> _Records to process_
-- -- --

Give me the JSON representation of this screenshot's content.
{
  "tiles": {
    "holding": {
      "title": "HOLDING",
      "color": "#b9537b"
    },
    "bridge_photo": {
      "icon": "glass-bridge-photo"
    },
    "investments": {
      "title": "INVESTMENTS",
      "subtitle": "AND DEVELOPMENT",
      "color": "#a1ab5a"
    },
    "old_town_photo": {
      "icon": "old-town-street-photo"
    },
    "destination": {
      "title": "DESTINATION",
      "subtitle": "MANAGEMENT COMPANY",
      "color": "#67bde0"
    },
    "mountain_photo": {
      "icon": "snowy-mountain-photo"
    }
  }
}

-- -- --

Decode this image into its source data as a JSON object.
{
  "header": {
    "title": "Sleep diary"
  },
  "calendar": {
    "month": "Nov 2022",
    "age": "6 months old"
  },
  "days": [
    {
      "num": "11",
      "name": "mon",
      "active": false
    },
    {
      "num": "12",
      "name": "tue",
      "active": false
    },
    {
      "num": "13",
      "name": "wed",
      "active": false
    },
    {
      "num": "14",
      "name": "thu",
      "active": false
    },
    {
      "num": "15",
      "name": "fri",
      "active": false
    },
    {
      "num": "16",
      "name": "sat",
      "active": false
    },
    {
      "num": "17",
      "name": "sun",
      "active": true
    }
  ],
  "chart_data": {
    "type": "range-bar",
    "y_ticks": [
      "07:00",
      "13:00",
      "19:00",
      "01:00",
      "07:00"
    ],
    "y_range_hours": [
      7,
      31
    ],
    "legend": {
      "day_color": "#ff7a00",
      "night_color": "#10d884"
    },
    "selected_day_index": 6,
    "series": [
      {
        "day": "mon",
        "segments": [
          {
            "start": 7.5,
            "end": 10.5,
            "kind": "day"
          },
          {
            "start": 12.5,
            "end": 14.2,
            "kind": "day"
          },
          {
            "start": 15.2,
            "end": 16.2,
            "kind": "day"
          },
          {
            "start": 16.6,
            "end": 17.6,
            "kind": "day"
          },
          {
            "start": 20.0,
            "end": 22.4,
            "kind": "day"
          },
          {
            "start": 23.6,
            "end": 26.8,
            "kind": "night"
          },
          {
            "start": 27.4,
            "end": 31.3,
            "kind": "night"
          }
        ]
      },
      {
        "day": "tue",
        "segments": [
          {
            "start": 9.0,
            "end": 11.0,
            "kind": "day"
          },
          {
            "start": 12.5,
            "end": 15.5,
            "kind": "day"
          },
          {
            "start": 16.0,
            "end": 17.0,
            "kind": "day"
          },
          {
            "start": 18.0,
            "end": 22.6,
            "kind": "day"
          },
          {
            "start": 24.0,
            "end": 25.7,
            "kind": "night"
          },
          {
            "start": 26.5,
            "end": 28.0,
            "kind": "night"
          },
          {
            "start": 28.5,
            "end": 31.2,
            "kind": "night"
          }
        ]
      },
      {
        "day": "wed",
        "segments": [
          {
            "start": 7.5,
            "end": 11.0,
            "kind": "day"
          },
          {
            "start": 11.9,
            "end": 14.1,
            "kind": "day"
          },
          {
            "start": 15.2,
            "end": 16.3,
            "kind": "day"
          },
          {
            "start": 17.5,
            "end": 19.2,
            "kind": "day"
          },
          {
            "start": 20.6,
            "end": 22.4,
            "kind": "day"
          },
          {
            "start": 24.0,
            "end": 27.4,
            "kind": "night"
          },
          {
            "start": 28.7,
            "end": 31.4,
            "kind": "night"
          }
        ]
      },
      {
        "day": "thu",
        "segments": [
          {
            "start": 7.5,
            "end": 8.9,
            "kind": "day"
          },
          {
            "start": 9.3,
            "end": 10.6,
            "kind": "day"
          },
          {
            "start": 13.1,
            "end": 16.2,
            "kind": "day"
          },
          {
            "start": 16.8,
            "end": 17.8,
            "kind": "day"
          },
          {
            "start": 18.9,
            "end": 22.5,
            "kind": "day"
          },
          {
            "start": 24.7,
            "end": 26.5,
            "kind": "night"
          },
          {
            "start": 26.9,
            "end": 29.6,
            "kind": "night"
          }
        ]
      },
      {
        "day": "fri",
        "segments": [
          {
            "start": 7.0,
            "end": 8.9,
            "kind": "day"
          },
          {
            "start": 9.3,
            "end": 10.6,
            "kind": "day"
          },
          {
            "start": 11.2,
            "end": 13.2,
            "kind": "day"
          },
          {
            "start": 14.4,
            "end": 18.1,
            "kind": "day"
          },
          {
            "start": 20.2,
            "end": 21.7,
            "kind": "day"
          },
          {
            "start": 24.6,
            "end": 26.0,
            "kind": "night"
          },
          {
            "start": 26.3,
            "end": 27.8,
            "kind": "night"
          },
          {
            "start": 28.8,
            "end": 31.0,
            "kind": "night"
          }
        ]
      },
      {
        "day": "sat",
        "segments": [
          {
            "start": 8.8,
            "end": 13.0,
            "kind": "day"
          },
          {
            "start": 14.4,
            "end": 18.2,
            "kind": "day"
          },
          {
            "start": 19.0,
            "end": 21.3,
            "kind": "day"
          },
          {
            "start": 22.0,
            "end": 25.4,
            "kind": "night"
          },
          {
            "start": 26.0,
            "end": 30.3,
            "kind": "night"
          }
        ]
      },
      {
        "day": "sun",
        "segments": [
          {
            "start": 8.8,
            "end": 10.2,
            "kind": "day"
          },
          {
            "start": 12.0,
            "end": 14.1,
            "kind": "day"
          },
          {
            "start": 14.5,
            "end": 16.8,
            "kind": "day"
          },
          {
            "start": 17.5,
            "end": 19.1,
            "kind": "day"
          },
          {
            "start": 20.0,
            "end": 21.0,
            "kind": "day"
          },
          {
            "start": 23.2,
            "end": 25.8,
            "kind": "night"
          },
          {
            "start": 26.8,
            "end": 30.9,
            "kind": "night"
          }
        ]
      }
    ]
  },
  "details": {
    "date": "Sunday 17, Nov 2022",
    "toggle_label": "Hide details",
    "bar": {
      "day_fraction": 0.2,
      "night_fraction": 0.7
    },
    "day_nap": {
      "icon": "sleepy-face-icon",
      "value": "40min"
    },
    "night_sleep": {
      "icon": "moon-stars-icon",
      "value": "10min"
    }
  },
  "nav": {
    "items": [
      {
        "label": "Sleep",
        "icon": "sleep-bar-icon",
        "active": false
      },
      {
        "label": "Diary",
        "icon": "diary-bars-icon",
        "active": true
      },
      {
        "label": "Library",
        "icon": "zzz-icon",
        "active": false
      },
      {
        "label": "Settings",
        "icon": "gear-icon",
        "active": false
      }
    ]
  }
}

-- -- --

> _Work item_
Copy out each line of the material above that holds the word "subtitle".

> _Reply_
      "subtitle": "AND DEVELOPMENT",
      "subtitle": "MANAGEMENT COMPANY",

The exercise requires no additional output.